Since it is based on the importance of experience and its understanding, Mezirow's theory applies to adult learning. Adults accumulate during their lives plenty of experience in terms of associations, concepts, values, feelings, and beliefs. These elements of the experience form a number of various meaning schemata, each of which contains only specific knowledge and values. As defined by Mezirow, a meaning schema is
An example of a meaning schema is how we act around a homeless person.4) All the meaning schemata together form the meaning perspective, as Mezirow describes one's complete perspective on the world or a general frame of reference. Meaning perspectives are acquired passively until early adulthood, often through significant experiences with teachers, or parents, and are later modified through transformative learning.
What characterizes transformative learning is the initial inability to fit the new material into the existing frames of schemata, what results in a need to change them. For example, a change of attitude to homeless people after realizing how hard their life is. These-like experiences are also called perspective transformations. They often come due to life experiences, often related to strong emotional responses. These may be personal crises like divorce, death of a friend or a family member, wars, natural or man-caused disasters, health crises, etc, but do not have to be so radical.
In the classroom, commonly three types of experience can result in transformative learning:
Usually these follow one after another: a strong emotional experience fosters critical reflection and analysis of similar past experiences, which will, when discussed with others with different or similar points of view, result in new conclusions and a perspective transformation.
Different authors suggested different roles of students and teachers during the transformative learning. The role of the students is mostly to take responsibility for their learning and creating a pleasant environment, and suggestions to the teachers generally refer to

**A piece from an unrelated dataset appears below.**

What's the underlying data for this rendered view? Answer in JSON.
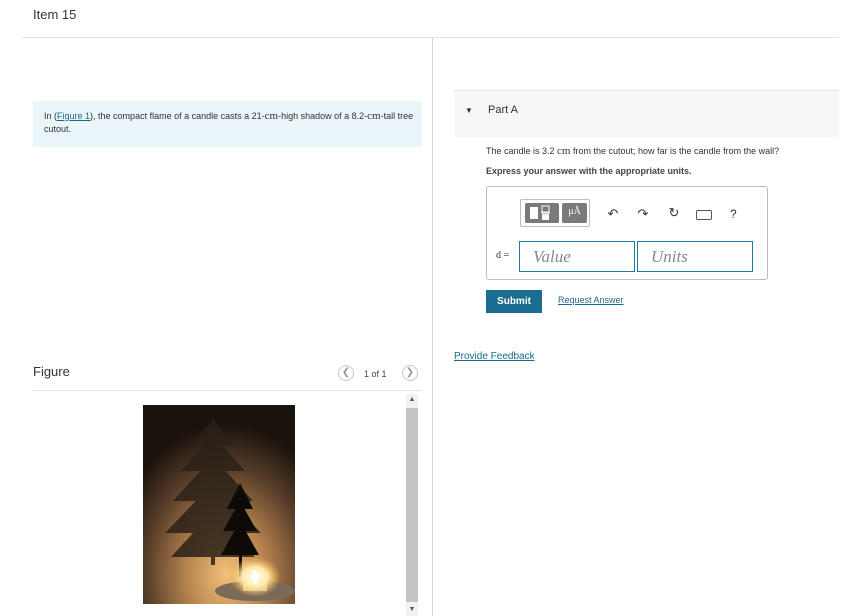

Cranton, Patricia. Understanding and Promoting Transformative Learning: A Guide for Educators of Adults. Jossey-Bass Higher and Adult Education Series. Jossey-Bass, 350 Sansome Street, San Francisco, CA 94104-1310, 1994.